Recently we did a small scale study on the consumers perception of environmental friendly product packing in the Fast Moving Consumer Goods market.
In plain English this comes down to the question “are people aware of the environmental impact of products and their packaging they are buying in a supermarket (and does this influence their buying-behavior)“?
For the study we visited 5 local supermarkets in Utrecht and interviewed close to 50 people just after they left the store. When conducting interviews there’s usually a difference between the answers people give and how they actually act in their daily live. We call this the “saying-doing”-gap.
So for the study we let their shopping bag (and the content in it) act as an example of their actual actions.
We asked people a few short questions like “Pick a product from your bag that tells a story about yourself” and “Pick a product that of which you feel is environmentally friendly“. Instead of focusing on writing down the exact answer we took photo’s of the person with his/her products as the answer.

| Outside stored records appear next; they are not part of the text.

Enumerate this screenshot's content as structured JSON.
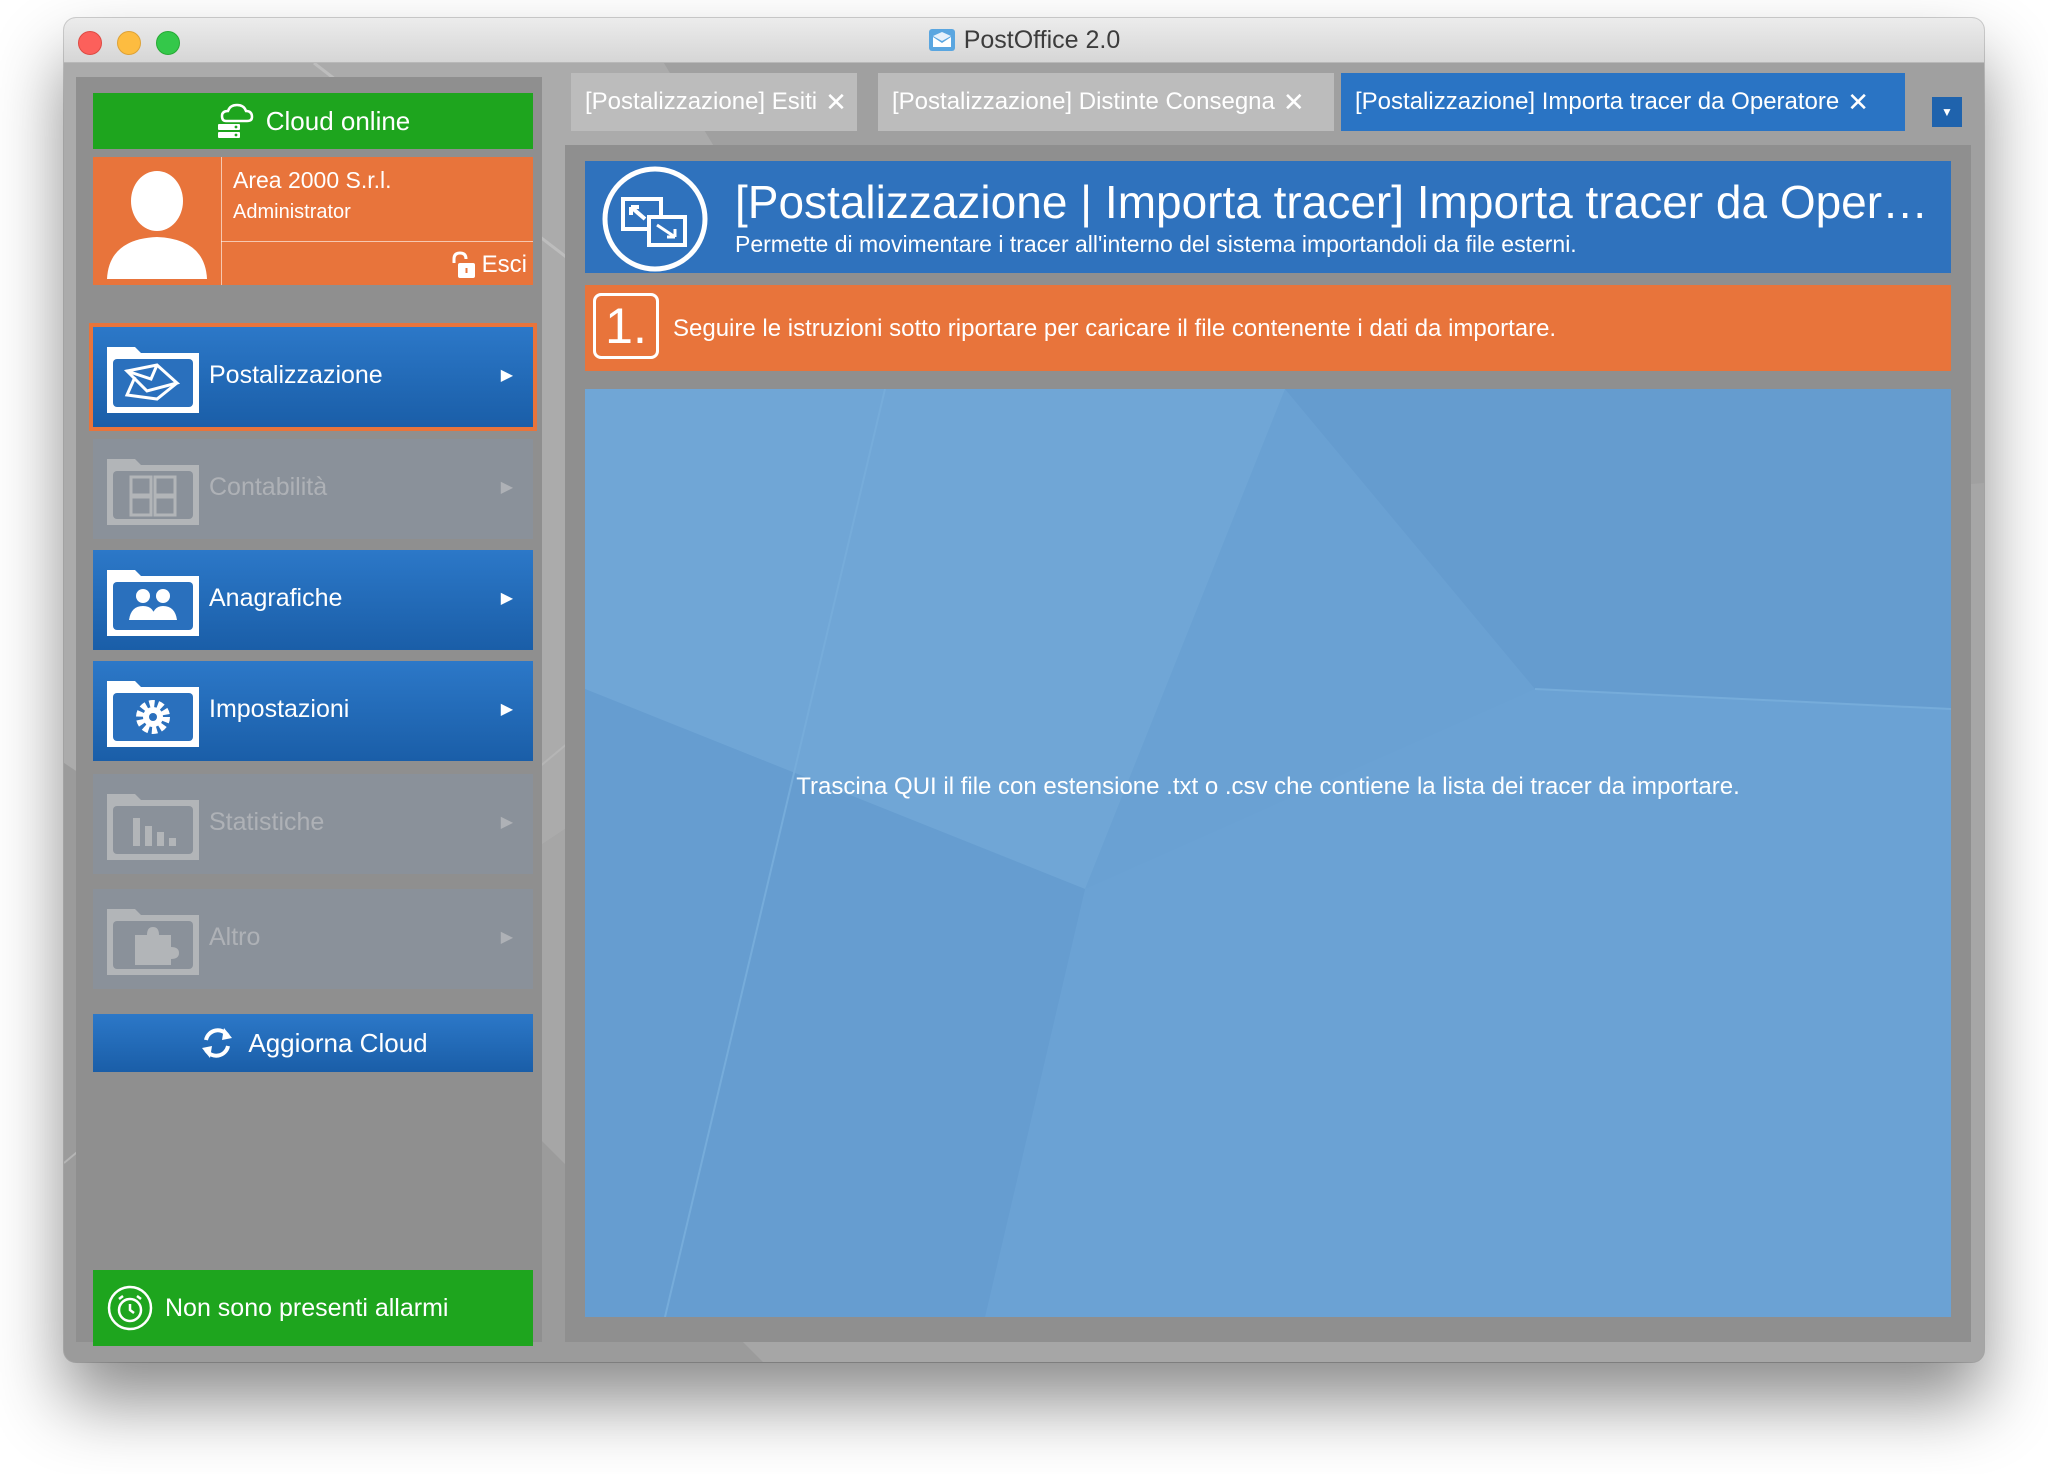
{
  "window": {
    "title": "PostOffice 2.0"
  },
  "sidebar": {
    "cloud_status": "Cloud online",
    "user": {
      "company": "Area 2000 S.r.l.",
      "role": "Administrator",
      "logout_label": "Esci"
    },
    "menu": [
      {
        "label": "Postalizzazione",
        "icon": "envelopes-icon",
        "state": "active"
      },
      {
        "label": "Contabilità",
        "icon": "calculator-icon",
        "state": "disabled"
      },
      {
        "label": "Anagrafiche",
        "icon": "users-icon",
        "state": "enabled"
      },
      {
        "label": "Impostazioni",
        "icon": "gear-icon",
        "state": "enabled"
      },
      {
        "label": "Statistiche",
        "icon": "bar-chart-icon",
        "state": "disabled"
      },
      {
        "label": "Altro",
        "icon": "puzzle-icon",
        "state": "disabled"
      }
    ],
    "arrow_glyph": "▶",
    "refresh_label": "Aggiorna Cloud",
    "alarm_label": "Non sono presenti allarmi"
  },
  "tabs": [
    {
      "label": "[Postalizzazione] Esiti",
      "active": false
    },
    {
      "label": "[Postalizzazione] Distinte Consegna",
      "active": false
    },
    {
      "label": "[Postalizzazione] Importa tracer da Operatore",
      "active": true
    }
  ],
  "close_glyph": "✕",
  "dropdown_glyph": "▼",
  "header": {
    "title": "[Postalizzazione | Importa tracer] Importa tracer da Operatore",
    "subtitle": "Permette di movimentare i tracer all'interno del sistema importandoli da file esterni."
  },
  "step": {
    "number": "1.",
    "text": "Seguire le istruzioni sotto riportare per caricare il file contenente i dati da importare."
  },
  "dropzone": {
    "text": "Trascina QUI il file con estensione .txt o .csv che contiene la lista dei tracer da importare."
  },
  "colors": {
    "accent_blue": "#2f72bd",
    "accent_orange": "#e8743b",
    "status_green": "#1ea51e",
    "dropzone_blue": "#6aa1d3"
  }
}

As you can imagine the questions triggered short conversations in which you get very much information from the person you’re talking with. The interviews resulted in a lot of stories. Some very shallow and superficial, some very deep and personal. It wasn’t about hard fact-finding, it was about developing new insights. Finding the right question to ask, not to the answer to a specific question.

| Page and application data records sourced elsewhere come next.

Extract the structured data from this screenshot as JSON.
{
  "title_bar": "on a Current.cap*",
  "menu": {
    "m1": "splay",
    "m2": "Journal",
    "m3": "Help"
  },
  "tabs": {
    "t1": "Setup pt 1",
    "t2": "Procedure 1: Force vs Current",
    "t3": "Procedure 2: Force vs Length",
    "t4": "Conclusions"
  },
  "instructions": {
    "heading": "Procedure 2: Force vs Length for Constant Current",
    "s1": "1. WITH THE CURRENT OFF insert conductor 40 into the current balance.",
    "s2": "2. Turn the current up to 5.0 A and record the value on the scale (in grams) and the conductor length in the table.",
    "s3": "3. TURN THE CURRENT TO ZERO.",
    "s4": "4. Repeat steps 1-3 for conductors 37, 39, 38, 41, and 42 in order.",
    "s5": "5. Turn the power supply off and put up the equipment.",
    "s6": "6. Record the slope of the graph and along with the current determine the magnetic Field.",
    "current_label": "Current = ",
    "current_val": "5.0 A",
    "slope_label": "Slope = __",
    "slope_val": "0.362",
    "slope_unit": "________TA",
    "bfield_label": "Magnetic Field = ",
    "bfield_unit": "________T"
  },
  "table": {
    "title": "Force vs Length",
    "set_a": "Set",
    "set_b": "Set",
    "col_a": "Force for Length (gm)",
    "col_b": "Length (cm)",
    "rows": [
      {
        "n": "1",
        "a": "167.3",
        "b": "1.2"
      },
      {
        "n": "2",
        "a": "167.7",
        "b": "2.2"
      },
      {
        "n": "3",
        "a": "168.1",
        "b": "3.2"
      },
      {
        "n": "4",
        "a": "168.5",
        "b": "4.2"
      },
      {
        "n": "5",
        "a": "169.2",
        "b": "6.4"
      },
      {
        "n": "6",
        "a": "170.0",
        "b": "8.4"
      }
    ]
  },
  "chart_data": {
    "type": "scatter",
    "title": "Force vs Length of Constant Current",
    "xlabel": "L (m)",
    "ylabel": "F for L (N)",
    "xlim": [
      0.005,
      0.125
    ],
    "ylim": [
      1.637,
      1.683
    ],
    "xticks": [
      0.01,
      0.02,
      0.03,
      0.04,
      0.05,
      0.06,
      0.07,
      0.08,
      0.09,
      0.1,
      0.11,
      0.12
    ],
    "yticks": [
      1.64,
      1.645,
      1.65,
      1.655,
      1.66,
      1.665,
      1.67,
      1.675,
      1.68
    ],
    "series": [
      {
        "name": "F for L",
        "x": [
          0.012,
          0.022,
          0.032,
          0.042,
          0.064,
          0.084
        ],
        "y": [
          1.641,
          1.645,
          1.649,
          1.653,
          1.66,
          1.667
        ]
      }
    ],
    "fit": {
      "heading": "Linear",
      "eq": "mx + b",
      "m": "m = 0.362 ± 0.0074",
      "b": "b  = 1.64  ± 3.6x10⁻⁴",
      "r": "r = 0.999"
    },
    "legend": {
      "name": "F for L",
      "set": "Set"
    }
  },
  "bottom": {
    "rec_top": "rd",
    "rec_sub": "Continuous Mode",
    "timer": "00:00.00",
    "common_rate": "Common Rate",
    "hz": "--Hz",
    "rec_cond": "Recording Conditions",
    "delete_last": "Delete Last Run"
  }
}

I can truly say that we’ve learned a lot about attitude towards the environment and the role it plays in their live of the people who cooperated in the study. But how can this knowledge be translate into something of value for the consumers and companies like Unilever and P&G? It comes down to extracting insights and designing concepts around them.
The most interesting (and we think valuable) insight we got through this study was that the peak-moment in the “environmental”-experience of packaging occurs when people have to get rid of the packaging. This actually wasn’t something a large percentage of the people mentioned literally, only a few pointed directly to this. But putting the stories in a broader context made us come to the insight that the answer to creating value may very well lie in helping people manage their trash instead of developing a new logo.
The study is done for now but of course it doesn’t (and shouldn’t) stop here. The next step would be to verify this insight, for instance by conducting a “garbage”-research to get a better understanding of how people manage their trash at home.
The thing I love about my job is that a remark from one single person can spark that new idea and give the right direction to investigate further. We’re constantly exploring and discovering people, their live and the world around us. And thats a lot of fun!